Data extracted from a collection
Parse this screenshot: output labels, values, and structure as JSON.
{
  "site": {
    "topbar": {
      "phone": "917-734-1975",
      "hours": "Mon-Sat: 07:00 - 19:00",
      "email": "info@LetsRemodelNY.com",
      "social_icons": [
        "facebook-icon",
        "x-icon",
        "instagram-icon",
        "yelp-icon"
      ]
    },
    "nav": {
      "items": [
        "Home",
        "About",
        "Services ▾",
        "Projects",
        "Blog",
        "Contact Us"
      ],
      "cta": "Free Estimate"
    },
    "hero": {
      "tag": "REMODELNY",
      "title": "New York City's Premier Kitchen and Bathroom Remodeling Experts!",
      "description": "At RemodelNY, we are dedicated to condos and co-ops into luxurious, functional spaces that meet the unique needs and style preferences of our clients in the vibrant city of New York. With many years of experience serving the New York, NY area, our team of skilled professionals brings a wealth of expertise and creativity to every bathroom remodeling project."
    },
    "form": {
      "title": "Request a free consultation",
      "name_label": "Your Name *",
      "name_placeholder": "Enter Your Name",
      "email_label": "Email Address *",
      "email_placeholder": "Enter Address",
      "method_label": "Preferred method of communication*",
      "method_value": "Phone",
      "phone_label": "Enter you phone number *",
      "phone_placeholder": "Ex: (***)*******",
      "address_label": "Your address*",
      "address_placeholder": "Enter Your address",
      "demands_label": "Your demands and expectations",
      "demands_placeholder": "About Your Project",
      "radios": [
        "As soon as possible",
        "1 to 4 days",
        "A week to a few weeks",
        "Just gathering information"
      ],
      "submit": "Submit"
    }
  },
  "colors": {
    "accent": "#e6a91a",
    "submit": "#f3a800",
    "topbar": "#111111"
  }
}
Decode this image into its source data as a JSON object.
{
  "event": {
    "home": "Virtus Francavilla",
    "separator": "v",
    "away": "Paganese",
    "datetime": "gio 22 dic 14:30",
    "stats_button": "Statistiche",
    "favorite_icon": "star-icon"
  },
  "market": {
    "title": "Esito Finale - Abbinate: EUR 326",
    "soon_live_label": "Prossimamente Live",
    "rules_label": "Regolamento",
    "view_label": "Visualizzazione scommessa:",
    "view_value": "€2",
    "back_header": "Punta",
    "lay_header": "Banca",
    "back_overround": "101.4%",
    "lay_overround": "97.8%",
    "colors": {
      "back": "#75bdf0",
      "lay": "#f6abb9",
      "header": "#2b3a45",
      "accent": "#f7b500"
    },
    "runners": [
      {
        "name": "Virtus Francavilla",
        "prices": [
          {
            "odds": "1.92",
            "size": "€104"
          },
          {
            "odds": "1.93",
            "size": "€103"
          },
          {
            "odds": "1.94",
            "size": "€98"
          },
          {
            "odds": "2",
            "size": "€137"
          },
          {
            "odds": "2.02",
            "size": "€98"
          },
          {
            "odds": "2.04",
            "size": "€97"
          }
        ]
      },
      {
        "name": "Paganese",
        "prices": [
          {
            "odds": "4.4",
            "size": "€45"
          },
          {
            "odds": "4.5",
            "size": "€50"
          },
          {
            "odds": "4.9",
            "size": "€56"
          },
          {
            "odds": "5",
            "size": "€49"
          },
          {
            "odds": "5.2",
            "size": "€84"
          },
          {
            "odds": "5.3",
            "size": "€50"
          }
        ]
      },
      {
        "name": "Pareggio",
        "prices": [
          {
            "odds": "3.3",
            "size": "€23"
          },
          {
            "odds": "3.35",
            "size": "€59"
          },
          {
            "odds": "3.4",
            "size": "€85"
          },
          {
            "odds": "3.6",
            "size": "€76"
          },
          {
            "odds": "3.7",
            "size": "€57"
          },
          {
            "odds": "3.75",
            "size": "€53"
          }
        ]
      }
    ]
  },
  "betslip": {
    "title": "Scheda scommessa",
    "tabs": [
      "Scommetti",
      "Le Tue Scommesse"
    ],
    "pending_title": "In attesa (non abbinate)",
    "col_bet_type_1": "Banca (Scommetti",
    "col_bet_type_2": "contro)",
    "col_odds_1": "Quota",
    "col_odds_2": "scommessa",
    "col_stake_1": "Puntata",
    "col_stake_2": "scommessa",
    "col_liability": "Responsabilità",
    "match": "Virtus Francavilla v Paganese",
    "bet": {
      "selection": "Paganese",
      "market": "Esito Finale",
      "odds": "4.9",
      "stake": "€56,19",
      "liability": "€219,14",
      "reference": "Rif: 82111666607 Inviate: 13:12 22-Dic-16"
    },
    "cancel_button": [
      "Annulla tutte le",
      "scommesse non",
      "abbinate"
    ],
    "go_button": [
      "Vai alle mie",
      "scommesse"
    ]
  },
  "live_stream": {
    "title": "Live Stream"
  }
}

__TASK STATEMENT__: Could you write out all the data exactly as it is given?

__WRITTEN RESPONSE__:
Parse this screenshot: output labels, values, and structure as JSON.
{
  "site": {
    "topbar": {
      "phone": "917-734-1975",
      "hours": "Mon-Sat: 07:00 - 19:00",
      "email": "info@LetsRemodelNY.com",
      "social_icons": [
        "facebook-icon",
        "x-icon",
        "instagram-icon",
        "yelp-icon"
      ]
    },
    "nav": {
      "items": [
        "Home",
        "About",
        "Services ▾",
        "Projects",
        "Blog",
        "Contact Us"
      ],
      "cta": "Free Estimate"
    },
    "hero": {
      "tag": "REMODELNY",
      "title": "New York City's Premier Kitchen and Bathroom Remodeling Experts!",
      "description": "At RemodelNY, we are dedicated to condos and co-ops into luxurious, functional spaces that meet the unique needs and style preferences of our clients in the vibrant city of New York. With many years of experience serving the New York, NY area, our team of skilled professionals brings a wealth of expertise and creativity to every bathroom remodeling project."
    },
    "form": {
      "title": "Request a free consultation",
      "name_label": "Your Name *",
      "name_placeholder": "Enter Your Name",
      "email_label": "Email Address *",
      "email_placeholder": "Enter Address",
      "method_label": "Preferred method of communication*",
      "method_value": "Phone",
      "phone_label": "Enter you phone number *",
      "phone_placeholder": "Ex: (***)*******",
      "address_label": "Your address*",
      "address_placeholder": "Enter Your address",
      "demands_label": "Your demands and expectations",
      "demands_placeholder": "About Your Project",
      "radios": [
        "As soon as possible",
        "1 to 4 days",
        "A week to a few weeks",
        "Just gathering information"
      ],
      "submit": "Submit"
    }
  },
  "colors": {
    "accent": "#e6a91a",
    "submit": "#f3a800",
    "topbar": "#111111"
  }
}
Decode this image into its source data as a JSON object.
{
  "event": {
    "home": "Virtus Francavilla",
    "separator": "v",
    "away": "Paganese",
    "datetime": "gio 22 dic 14:30",
    "stats_button": "Statistiche",
    "favorite_icon": "star-icon"
  },
  "market": {
    "title": "Esito Finale - Abbinate: EUR 326",
    "soon_live_label": "Prossimamente Live",
    "rules_label": "Regolamento",
    "view_label": "Visualizzazione scommessa:",
    "view_value": "€2",
    "back_header": "Punta",
    "lay_header": "Banca",
    "back_overround": "101.4%",
    "lay_overround": "97.8%",
    "colors": {
      "back": "#75bdf0",
      "lay": "#f6abb9",
      "header": "#2b3a45",
      "accent": "#f7b500"
    },
    "runners": [
      {
        "name": "Virtus Francavilla",
        "prices": [
          {
            "odds": "1.92",
            "size": "€104"
          },
          {
            "odds": "1.93",
            "size": "€103"
          },
          {
            "odds": "1.94",
            "size": "€98"
          },
          {
            "odds": "2",
            "size": "€137"
          },
          {
            "odds": "2.02",
            "size": "€98"
          },
          {
            "odds": "2.04",
            "size": "€97"
          }
        ]
      },
      {
        "name": "Paganese",
        "prices": [
          {
            "odds": "4.4",
            "size": "€45"
          },
          {
            "odds": "4.5",
            "size": "€50"
          },
          {
            "odds": "4.9",
            "size": "€56"
          },
          {
            "odds": "5",
            "size": "€49"
          },
          {
            "odds": "5.2",
            "size": "€84"
          },
          {
            "odds": "5.3",
            "size": "€50"
          }
        ]
      },
      {
        "name": "Pareggio",
        "prices": [
          {
            "odds": "3.3",
            "size": "€23"
          },
          {
            "odds": "3.35",
            "size": "€59"
          },
          {
            "odds": "3.4",
            "size": "€85"
          },
          {
            "odds": "3.6",
            "size": "€76"
          },
          {
            "odds": "3.7",
            "size": "€57"
          },
          {
            "odds": "3.75",
            "size": "€53"
          }
        ]
      }
    ]
  },
  "betslip": {
    "title": "Scheda scommessa",
    "tabs": [
      "Scommetti",
      "Le Tue Scommesse"
    ],
    "pending_title": "In attesa (non abbinate)",
    "col_bet_type_1": "Banca (Scommetti",
    "col_bet_type_2": "contro)",
    "col_odds_1": "Quota",
    "col_odds_2": "scommessa",
    "col_stake_1": "Puntata",
    "col_stake_2": "scommessa",
    "col_liability": "Responsabilità",
    "match": "Virtus Francavilla v Paganese",
    "bet": {
      "selection": "Paganese",
      "market": "Esito Finale",
      "odds": "4.9",
      "stake": "€56,19",
      "liability": "€219,14",
      "reference": "Rif: 82111666607 Inviate: 13:12 22-Dic-16"
    },
    "cancel_button": [
      "Annulla tutte le",
      "scommesse non",
      "abbinate"
    ],
    "go_button": [
      "Vai alle mie",
      "scommesse"
    ]
  },
  "live_stream": {
    "title": "Live Stream"
  }
}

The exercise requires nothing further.